A higher resolution monitor or camera CCD that displays or records images with 780x480 pixels.
The resolution of a monitor or camera CCD that displays or records images with 640x480 pixels.
A format for storing digital photographs at different resolution settings developed by Kodak. PhotoCD can be order when you have a film processed and the lab will scan in the negatives and add them to a CD. One CD can hold up to 100 images, each stored in five resolution levels. You're asked, when opening a picture, what resolution version is required.
The total number of pixels on a CCD array. This is not always the best indication of a camera's resolution as some CCD chips have a number of pixels around the that are only used to ensure the pixels that are used produce accurate colours. The true indication of a camera's resolution is the two figures quoted, say 1600x1200, which indicate the CCD's actual output. "A ... MP camera" is used to describe a model that has a CCD with a certain number times million pixels, which says something about how big the images are that it can create.
Digital images are made up of square pixels and when the image is low resolution there are fewer pixels per inch. This creates a rough step-like appearance that is most noticeable on diagonal straight edges. This staircase effect is often described as "jagged".
The resolution of a computer monitor, scanner or printer. The more dots per inch, the higher the image quality - provided, of course, that the image is sharp in the first place.
The amount of data held in a file determines its size. High resolution digital images can be 50 megabytes, for instance, while a text document may only be a few hundred kilobytes or less. Images can be compressed to save space, and folders of text and pictures can be grouped and reduced in size using programmes such as Stuffit, WinRAR or WinZip.
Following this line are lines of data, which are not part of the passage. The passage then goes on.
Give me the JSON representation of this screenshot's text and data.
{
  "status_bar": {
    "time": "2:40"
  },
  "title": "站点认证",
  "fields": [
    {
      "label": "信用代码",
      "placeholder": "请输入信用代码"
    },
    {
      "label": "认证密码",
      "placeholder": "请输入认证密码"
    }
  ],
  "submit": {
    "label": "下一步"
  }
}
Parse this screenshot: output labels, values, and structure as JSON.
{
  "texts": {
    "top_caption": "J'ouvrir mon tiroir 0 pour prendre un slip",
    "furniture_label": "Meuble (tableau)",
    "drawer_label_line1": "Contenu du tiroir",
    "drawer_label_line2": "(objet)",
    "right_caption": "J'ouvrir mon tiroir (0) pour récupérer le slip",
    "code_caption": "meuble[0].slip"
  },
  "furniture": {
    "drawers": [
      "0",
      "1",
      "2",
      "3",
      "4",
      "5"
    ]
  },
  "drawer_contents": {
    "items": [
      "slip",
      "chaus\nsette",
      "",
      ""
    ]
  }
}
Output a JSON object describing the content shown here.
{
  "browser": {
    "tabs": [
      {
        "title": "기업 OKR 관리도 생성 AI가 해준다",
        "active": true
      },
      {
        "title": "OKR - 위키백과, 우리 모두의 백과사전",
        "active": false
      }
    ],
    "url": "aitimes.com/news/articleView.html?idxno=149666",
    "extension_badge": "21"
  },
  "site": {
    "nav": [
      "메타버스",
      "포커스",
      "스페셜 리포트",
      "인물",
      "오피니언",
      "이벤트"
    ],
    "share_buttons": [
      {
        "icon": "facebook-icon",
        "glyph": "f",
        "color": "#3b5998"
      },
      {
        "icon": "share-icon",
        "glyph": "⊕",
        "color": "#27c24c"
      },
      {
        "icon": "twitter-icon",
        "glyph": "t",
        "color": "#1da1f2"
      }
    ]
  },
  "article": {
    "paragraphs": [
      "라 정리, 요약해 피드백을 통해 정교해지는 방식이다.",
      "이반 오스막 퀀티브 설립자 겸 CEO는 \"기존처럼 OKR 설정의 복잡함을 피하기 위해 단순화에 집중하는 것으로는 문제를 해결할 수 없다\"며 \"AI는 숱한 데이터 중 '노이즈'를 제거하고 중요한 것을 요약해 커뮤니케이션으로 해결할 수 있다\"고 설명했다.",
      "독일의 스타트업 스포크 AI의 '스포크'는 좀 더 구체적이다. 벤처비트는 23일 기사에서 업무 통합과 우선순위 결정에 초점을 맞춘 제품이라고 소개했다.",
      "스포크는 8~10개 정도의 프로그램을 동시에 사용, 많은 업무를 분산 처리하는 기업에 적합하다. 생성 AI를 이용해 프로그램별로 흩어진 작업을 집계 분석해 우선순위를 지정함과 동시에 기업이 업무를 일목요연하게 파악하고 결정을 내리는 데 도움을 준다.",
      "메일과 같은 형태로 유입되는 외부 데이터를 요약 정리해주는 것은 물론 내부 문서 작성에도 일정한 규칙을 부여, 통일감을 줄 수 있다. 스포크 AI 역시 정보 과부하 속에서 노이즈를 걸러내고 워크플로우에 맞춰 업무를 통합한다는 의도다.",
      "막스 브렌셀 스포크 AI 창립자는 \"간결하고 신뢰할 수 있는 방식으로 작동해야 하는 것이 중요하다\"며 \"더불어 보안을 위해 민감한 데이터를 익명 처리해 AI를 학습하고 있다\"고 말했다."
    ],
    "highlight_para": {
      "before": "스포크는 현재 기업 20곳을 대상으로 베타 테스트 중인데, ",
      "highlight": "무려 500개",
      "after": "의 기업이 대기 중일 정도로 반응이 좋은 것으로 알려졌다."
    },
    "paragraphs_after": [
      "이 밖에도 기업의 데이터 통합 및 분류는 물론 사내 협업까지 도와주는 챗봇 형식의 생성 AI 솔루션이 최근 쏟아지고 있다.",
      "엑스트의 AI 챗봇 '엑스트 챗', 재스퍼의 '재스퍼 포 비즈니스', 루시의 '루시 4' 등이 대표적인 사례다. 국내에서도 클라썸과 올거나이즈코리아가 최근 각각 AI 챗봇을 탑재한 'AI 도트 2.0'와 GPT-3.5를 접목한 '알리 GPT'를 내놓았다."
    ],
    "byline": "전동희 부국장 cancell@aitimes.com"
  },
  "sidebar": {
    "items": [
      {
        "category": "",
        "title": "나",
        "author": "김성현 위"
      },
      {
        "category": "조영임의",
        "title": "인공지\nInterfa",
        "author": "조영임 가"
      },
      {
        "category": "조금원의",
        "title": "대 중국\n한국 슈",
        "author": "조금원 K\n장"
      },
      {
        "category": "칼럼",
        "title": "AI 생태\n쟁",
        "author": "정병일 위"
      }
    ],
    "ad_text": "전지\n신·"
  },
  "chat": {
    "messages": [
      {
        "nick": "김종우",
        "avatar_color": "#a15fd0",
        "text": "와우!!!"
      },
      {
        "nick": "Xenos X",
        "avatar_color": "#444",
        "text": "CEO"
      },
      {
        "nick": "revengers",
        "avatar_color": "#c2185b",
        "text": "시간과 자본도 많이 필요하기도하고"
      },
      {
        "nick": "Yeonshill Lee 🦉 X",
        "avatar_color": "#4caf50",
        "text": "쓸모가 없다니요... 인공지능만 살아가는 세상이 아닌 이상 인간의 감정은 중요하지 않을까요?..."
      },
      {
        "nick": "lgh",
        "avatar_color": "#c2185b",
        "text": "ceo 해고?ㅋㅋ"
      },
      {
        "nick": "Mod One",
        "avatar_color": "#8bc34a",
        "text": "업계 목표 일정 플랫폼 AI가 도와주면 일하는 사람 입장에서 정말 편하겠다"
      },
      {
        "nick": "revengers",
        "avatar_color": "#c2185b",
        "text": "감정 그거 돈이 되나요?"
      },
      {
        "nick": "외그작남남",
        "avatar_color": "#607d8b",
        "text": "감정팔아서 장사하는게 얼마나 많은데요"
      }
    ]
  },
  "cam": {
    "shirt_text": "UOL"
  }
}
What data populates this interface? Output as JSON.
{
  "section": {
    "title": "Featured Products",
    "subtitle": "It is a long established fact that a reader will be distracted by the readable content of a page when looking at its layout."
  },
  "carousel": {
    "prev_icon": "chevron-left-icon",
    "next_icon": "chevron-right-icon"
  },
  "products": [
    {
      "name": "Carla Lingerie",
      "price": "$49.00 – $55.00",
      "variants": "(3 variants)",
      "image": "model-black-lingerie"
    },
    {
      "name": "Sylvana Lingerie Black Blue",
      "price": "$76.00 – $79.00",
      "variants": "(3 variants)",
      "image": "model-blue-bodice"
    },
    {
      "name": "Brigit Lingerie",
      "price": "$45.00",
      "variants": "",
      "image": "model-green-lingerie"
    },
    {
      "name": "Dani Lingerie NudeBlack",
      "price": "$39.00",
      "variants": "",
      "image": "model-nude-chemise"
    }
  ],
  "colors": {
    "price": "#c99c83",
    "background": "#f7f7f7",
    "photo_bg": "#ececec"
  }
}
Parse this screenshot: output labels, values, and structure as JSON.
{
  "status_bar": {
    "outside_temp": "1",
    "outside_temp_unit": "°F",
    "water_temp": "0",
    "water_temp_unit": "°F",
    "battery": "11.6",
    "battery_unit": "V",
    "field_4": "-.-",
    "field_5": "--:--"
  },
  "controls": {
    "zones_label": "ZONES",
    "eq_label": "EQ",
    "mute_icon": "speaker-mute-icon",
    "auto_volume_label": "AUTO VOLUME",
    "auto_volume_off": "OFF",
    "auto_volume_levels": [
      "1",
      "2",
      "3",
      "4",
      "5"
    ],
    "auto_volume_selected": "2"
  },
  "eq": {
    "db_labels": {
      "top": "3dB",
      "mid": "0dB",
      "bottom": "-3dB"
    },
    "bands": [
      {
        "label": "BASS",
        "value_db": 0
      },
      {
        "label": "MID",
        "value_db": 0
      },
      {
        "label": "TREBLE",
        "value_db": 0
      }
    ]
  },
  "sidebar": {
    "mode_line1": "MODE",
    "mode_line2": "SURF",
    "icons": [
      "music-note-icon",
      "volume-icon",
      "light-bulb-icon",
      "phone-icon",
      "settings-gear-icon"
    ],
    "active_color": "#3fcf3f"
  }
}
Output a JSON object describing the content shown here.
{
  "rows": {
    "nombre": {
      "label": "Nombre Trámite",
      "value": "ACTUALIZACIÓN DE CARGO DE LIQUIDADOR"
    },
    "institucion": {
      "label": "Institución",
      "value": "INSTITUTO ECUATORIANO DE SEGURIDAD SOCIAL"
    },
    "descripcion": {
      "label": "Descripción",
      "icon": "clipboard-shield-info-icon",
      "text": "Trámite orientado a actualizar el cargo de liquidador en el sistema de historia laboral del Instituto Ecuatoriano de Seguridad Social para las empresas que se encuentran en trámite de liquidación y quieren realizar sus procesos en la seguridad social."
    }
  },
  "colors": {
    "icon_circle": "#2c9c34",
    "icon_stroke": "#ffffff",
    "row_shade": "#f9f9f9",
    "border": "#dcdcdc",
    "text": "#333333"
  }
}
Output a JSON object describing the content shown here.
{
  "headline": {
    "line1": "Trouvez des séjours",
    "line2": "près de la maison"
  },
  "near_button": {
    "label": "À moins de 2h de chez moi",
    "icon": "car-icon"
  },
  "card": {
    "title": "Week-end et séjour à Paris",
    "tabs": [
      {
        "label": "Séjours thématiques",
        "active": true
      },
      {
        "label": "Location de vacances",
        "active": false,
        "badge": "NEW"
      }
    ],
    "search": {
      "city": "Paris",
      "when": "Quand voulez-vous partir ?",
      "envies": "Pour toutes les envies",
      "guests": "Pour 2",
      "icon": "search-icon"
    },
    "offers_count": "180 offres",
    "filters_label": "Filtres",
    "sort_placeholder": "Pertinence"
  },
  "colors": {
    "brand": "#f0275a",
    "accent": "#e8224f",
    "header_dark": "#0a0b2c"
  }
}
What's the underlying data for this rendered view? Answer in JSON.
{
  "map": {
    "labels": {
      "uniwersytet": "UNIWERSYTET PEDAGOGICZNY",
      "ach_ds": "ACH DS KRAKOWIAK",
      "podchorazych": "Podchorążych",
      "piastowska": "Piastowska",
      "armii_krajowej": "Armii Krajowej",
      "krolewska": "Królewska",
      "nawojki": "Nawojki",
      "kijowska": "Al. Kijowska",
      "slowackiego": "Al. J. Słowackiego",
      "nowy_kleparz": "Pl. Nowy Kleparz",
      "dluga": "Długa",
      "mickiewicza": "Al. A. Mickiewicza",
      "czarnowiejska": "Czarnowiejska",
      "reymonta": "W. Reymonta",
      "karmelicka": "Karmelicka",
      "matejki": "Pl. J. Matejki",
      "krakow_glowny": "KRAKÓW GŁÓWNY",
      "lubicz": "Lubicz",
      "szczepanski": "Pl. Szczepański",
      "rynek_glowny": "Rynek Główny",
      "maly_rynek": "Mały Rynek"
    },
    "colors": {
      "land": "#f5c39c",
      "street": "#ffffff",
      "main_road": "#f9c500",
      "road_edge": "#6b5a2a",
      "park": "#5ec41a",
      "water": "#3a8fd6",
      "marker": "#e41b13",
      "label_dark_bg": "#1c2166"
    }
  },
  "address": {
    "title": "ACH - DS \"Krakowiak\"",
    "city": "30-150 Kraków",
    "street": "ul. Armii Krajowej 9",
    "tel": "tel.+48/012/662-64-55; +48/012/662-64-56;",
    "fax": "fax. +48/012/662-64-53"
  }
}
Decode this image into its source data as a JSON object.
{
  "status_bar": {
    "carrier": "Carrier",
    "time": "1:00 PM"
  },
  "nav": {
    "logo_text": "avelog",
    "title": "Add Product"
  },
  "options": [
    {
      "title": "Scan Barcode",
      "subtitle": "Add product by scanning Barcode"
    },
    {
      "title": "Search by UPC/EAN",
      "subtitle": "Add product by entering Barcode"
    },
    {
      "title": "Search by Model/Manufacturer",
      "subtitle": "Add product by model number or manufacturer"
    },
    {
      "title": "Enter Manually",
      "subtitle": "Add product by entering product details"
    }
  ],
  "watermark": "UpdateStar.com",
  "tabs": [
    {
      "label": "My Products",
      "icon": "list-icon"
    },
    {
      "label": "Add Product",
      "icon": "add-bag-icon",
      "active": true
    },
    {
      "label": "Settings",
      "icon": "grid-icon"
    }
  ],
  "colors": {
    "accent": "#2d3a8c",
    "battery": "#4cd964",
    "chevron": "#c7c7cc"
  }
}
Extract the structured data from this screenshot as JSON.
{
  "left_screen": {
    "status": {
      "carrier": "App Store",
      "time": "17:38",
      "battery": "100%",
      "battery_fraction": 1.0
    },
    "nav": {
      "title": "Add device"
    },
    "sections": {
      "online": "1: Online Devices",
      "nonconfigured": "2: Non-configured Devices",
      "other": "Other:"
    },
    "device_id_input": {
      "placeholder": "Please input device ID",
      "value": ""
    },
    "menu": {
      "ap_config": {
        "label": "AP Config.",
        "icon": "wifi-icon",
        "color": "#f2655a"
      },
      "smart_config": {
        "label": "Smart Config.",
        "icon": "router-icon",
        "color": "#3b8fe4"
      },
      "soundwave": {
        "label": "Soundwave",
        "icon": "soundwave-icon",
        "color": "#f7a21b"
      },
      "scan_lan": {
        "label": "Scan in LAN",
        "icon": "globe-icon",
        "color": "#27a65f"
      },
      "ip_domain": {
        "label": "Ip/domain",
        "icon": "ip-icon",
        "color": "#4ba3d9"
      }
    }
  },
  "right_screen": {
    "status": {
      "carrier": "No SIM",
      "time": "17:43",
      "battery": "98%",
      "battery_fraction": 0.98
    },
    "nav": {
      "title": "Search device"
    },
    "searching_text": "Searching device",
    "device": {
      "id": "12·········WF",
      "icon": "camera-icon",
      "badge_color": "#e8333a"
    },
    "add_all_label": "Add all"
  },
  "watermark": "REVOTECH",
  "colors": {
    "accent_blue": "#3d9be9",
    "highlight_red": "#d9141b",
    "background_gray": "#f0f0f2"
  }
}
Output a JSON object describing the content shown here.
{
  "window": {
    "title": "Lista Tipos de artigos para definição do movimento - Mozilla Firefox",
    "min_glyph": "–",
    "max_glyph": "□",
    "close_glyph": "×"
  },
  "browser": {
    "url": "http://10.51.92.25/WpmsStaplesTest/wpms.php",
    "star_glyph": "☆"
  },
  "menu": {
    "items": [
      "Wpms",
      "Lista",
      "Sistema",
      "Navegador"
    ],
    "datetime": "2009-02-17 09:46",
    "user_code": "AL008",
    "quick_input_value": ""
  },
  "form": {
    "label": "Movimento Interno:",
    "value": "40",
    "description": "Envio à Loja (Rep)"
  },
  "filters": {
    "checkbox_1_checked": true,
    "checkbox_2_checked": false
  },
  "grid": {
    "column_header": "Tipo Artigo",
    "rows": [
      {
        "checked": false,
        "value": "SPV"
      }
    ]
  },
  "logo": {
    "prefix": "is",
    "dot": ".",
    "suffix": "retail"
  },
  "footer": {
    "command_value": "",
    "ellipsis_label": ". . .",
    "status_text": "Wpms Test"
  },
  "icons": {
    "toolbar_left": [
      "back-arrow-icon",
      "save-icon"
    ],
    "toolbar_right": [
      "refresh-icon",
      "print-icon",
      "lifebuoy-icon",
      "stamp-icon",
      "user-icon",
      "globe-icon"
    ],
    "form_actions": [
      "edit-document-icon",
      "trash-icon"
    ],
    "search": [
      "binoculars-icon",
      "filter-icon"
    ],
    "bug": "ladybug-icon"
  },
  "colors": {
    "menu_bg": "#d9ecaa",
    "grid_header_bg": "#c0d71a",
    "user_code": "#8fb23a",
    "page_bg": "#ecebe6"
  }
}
A peripheral that scans slides or negatives and converts them into high resolution digital images.
A flexible magnetically-sensitive disc that's held inside a 3.5inch square hard plastic case. It has a storage capacity of 1.4Mb which is ideal for transporting text or low resolution or highly compressed digital images. The format is gradually becoming antiquated as advanced storage options such as removable media compete.
A digital picture can be enlarged in size by adding new pixels to the existing grid. Some camera and scanner software do this as the picture is processed to give higher resolution results. The fact is, interpolation increases the picture by guessing what pixels are required and uses information from the surrounding pixels to achieve this. Although the overall picture count will rise image quality can actually suffer and definition is often reduced.
Two black parallel lines and the inner white space on an optical test chart pattern that are used to measure lens resolution.
A lens that is designed to give optimum resolution at close subject distances.
Printing method developed by Irish manufacturer Alps that's similar to dye sublimation as it uses a heated element to fuse the ribbon ink to special paper for high resolution and longer life.
A measure of resolution for lenses and/or film.
An indication of resolution for digital pictures taken by a camera or scanned in.
Unlike resampling here the image size is changed without modifying the resolution. For example if you resized a 10x8in 72dpi photo to 4x6in the dpi would be increased, whereas if you resample youd keep the same dpi.
Cameras with figures in this column have a digital zoom that increases the magnification of the optical lens by the quoted figure. To do this it uses part of the CCD so the resolution is reduced to allow for the increase magnification. If you dont intend making big enlargements this is useful other wise stick to the optical zoom. Most cameras have the option to turn the digital zoom on or off.